func amount(_ x: Int) -> String {
    switch x {
        case 0: return "none"
        case 1 ... 5: return "a few"
        case 6 ... 10: return "several"
        default: return "lots"

func amount(_ x: Int) -> String {
    return switch x {
        case 0: "none"
        case 1 ... 5: "a few"
        case 6 ... 10: "several"
        default: "lots"

The point of the pitch is to be able to write the latter, whether it's a separate function, or inline, like my previous comment. (I know that the pitch is about if expressions, but I digressed.)

(Dave Abrahams) #80

By exactly the same logic, a properly formatted if/else chain stairsteps too, doesn't it?

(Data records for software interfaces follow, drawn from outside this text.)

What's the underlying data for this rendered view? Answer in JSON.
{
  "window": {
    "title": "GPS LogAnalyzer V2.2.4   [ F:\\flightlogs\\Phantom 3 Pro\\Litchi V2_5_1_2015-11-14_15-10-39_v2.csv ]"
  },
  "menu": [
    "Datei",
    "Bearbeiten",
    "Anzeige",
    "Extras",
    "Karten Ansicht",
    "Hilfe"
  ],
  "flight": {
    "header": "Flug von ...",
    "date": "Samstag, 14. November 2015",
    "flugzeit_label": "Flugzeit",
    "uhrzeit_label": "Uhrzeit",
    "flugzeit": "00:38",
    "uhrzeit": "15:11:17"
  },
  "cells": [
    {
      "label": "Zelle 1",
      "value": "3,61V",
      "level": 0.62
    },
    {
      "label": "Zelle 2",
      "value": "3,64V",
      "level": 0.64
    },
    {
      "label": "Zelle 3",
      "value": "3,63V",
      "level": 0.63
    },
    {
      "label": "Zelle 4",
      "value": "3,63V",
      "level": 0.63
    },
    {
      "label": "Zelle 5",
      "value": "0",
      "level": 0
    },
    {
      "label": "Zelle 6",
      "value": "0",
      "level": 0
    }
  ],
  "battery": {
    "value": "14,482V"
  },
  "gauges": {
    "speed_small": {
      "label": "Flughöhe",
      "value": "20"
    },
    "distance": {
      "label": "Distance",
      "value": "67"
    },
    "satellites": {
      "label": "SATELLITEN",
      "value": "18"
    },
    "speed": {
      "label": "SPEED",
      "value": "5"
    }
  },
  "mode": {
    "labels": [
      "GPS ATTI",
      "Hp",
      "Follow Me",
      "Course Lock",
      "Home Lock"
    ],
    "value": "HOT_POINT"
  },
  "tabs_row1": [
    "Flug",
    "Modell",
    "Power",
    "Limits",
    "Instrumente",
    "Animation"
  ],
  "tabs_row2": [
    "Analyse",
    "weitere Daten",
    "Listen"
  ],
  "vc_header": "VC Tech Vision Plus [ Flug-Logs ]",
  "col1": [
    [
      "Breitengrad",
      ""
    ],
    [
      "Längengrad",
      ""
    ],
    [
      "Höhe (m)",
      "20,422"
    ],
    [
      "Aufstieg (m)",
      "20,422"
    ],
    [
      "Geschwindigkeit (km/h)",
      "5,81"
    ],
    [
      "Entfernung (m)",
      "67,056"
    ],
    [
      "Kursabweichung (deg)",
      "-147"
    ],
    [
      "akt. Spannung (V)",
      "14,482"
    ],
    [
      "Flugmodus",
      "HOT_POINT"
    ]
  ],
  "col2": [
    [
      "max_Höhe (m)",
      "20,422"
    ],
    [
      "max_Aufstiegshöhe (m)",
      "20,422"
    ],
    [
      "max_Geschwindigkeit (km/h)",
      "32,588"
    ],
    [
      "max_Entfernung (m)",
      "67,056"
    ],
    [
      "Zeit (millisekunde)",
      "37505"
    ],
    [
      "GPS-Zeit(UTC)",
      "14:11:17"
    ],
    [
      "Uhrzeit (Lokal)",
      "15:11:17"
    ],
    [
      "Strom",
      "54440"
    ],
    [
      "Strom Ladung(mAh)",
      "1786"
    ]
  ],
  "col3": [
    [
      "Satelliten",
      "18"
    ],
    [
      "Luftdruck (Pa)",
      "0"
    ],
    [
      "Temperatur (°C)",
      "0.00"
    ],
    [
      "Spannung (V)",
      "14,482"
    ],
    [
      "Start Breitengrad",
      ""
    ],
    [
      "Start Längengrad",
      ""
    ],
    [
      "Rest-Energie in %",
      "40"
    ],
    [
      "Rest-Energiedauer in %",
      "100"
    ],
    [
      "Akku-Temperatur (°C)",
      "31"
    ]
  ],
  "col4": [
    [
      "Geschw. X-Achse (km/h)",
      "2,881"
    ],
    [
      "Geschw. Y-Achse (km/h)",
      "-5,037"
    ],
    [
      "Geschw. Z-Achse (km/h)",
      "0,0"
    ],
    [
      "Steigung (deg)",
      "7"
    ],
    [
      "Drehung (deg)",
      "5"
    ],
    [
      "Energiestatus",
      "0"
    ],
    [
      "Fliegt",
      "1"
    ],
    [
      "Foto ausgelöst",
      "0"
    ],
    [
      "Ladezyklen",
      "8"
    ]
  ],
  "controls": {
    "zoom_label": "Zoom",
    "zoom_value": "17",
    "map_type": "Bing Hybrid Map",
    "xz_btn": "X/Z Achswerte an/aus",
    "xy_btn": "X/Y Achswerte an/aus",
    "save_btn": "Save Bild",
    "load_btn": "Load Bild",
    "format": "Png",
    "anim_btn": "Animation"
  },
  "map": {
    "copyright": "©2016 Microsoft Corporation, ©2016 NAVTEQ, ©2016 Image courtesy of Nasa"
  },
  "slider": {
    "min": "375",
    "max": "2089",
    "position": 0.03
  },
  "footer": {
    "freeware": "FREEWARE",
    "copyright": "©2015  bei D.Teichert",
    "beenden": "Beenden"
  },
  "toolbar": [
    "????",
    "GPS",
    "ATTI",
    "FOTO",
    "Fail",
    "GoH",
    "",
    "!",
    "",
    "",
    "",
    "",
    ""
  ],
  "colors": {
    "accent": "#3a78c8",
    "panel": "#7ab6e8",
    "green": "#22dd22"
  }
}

As Lantua showed, Xcode does allow for a non-stairstepping format for ternary expressions, so my original statement was not really correct. In any event, I've never seen Xcode insist that a series of if-else-if statements be indented in a stair-step manner, and I can't conceive a reason for anyone to do so manually.